┏━━

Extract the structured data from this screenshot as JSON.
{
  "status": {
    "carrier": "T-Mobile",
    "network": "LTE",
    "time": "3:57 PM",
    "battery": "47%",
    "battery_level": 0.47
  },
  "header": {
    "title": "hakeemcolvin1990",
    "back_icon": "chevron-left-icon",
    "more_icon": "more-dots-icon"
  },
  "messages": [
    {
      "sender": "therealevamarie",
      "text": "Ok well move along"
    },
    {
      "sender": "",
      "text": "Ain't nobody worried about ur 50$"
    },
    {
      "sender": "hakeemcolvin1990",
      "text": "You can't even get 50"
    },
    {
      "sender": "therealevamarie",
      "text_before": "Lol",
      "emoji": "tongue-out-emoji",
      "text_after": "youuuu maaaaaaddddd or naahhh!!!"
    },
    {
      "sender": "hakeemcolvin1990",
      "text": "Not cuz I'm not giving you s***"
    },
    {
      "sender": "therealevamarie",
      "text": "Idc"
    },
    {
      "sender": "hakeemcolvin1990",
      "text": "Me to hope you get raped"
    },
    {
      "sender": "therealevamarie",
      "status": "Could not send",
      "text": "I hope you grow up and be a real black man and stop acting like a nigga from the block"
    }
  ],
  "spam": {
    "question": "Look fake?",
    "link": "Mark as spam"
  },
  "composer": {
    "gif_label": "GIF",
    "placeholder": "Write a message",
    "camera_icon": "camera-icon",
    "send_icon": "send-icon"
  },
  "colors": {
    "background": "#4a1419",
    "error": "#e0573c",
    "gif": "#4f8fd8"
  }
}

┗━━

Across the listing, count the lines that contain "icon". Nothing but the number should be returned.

4